Top of Given records

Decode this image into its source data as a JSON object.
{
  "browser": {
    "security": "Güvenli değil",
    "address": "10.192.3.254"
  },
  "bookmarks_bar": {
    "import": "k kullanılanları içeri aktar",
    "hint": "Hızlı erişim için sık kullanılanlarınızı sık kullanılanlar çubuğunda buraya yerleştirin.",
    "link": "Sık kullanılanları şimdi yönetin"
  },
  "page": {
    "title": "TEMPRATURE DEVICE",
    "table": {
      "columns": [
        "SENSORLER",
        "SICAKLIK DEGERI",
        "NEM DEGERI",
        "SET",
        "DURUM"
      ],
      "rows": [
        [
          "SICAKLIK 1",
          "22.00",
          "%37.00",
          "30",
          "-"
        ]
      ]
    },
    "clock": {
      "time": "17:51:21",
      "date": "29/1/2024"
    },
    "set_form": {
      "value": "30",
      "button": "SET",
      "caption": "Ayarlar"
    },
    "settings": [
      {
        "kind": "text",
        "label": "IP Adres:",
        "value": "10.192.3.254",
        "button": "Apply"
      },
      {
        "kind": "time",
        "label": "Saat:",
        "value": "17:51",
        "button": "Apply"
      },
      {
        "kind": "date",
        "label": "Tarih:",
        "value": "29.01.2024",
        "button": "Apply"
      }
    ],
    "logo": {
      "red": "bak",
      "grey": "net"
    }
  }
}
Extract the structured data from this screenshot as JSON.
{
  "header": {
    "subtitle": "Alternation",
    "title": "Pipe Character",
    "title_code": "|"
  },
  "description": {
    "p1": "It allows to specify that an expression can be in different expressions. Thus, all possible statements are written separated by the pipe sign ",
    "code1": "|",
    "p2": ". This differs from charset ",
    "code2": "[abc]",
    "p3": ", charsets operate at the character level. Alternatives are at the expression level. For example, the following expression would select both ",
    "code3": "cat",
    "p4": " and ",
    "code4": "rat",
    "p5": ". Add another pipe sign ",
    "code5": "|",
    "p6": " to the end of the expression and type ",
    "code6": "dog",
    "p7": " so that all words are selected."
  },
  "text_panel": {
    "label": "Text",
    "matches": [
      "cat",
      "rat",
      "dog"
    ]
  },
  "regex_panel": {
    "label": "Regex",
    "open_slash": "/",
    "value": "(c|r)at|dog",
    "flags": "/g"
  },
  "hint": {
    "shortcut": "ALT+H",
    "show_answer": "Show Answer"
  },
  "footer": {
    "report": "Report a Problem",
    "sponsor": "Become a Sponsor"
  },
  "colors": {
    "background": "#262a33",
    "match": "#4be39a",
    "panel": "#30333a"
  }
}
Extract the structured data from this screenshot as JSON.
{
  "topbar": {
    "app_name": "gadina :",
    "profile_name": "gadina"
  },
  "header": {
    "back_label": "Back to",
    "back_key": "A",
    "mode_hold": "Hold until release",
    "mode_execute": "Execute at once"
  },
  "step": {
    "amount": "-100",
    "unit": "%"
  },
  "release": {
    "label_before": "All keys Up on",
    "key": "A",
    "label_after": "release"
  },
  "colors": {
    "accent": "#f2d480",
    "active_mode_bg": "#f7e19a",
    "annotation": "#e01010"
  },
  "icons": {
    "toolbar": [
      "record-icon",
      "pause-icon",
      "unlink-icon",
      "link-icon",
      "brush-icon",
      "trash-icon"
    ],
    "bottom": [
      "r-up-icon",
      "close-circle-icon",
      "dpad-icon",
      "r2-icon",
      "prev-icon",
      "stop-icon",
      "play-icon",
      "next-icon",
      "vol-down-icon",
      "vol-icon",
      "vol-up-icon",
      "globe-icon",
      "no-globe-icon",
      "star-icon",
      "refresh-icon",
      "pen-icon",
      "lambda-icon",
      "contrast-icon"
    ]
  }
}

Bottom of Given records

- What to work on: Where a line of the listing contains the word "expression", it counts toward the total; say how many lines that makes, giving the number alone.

- Output: 3